<<<<
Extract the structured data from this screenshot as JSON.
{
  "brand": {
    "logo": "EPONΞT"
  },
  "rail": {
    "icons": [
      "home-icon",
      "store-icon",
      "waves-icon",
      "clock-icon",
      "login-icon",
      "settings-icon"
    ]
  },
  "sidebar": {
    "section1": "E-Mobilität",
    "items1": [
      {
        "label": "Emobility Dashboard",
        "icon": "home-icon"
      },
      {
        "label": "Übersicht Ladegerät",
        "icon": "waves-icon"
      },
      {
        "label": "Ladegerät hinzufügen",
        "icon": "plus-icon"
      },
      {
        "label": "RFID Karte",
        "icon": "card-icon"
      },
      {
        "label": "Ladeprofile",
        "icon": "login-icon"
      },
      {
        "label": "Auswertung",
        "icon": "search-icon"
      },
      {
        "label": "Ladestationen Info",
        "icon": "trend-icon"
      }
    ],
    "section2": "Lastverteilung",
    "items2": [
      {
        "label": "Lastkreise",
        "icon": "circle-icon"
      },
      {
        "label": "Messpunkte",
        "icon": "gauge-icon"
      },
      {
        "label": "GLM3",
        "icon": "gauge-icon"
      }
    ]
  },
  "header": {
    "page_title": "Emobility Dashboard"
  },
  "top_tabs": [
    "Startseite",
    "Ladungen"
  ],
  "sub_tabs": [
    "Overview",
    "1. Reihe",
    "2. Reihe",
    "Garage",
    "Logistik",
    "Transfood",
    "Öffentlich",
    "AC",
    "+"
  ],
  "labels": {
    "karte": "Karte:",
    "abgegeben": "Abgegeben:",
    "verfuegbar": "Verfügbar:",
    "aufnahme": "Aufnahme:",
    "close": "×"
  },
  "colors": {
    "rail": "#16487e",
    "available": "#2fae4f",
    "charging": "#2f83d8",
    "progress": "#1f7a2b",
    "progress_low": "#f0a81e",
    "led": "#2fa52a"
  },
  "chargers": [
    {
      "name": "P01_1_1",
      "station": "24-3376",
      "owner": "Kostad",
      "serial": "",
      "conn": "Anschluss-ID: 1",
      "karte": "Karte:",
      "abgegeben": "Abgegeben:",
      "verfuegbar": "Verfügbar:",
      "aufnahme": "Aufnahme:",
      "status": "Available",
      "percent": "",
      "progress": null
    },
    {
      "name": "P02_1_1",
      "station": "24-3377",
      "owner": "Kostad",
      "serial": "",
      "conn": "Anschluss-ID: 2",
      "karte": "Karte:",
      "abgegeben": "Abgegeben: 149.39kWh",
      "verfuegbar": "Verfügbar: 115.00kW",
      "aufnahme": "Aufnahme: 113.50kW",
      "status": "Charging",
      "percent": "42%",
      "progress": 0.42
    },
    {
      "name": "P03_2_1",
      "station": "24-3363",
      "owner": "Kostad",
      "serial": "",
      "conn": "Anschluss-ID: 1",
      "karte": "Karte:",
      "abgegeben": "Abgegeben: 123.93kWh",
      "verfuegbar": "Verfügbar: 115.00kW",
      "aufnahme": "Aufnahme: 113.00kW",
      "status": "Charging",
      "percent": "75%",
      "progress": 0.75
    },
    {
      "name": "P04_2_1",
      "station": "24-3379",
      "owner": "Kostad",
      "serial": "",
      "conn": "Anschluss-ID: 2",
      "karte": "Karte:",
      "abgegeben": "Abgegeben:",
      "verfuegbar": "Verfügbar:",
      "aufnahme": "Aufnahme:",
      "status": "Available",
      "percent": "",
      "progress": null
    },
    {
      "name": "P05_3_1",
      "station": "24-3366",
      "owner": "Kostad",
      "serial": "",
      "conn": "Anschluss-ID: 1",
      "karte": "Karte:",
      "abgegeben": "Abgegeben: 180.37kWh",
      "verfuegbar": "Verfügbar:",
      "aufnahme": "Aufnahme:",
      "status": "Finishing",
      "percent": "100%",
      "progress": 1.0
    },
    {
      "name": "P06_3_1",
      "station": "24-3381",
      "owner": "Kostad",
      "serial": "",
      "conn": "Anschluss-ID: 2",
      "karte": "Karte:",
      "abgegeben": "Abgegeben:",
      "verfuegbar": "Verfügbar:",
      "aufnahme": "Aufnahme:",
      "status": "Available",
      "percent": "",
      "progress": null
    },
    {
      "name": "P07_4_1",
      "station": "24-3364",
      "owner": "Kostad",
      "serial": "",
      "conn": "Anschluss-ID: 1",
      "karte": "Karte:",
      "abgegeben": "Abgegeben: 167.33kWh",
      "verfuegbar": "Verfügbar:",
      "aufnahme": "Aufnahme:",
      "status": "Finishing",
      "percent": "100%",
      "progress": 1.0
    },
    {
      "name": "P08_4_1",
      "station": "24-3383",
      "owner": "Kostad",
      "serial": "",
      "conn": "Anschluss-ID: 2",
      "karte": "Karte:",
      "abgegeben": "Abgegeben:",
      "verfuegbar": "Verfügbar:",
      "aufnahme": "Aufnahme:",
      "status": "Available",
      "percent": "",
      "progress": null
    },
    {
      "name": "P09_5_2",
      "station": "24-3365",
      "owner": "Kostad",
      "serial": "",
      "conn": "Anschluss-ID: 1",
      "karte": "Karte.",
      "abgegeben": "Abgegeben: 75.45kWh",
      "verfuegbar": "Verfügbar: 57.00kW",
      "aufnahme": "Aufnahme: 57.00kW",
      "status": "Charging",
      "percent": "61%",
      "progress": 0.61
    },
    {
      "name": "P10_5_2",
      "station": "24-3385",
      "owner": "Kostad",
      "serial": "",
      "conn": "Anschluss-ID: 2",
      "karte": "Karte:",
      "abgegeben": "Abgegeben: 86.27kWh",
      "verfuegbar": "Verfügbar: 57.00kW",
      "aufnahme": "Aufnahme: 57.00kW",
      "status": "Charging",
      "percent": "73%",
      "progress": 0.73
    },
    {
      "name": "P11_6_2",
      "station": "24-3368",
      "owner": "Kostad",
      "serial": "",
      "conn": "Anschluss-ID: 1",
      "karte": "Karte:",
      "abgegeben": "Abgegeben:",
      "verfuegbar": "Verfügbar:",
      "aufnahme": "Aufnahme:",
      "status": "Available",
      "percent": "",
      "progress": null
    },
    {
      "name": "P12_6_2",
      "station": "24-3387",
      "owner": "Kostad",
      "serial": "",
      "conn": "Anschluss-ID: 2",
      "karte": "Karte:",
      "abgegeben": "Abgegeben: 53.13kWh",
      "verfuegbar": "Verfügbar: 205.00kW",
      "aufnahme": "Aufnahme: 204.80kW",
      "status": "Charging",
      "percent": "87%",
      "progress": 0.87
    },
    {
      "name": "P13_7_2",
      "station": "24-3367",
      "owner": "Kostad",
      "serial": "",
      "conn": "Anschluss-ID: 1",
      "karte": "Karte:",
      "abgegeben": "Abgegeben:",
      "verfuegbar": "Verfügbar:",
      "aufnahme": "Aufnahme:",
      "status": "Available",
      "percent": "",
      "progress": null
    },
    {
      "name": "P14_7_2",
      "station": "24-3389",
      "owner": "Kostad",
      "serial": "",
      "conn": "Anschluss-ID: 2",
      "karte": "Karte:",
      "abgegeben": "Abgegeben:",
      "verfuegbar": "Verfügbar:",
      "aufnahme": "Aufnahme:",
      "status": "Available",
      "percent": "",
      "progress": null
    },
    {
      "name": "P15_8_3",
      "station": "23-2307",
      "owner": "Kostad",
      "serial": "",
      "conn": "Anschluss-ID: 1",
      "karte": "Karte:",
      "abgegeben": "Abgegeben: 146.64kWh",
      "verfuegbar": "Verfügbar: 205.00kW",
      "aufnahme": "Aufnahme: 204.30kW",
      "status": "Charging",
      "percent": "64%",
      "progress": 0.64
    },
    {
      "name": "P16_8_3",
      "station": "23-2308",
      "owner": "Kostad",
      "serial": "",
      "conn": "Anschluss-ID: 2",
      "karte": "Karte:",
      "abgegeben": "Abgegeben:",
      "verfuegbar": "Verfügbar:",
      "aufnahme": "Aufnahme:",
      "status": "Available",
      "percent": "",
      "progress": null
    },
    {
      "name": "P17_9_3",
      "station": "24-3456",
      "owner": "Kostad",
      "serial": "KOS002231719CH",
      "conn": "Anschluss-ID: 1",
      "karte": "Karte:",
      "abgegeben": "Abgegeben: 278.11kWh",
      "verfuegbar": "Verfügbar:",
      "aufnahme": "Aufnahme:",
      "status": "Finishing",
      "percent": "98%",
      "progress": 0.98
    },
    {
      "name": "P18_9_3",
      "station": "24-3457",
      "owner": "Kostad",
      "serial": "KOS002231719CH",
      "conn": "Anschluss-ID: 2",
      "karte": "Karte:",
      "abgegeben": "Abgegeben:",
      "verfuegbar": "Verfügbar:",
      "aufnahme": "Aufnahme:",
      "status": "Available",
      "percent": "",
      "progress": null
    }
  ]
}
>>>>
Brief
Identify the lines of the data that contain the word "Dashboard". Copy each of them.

Exercise response
        "label": "Emobility Dashboard",
    "page_title": "Emobility Dashboard"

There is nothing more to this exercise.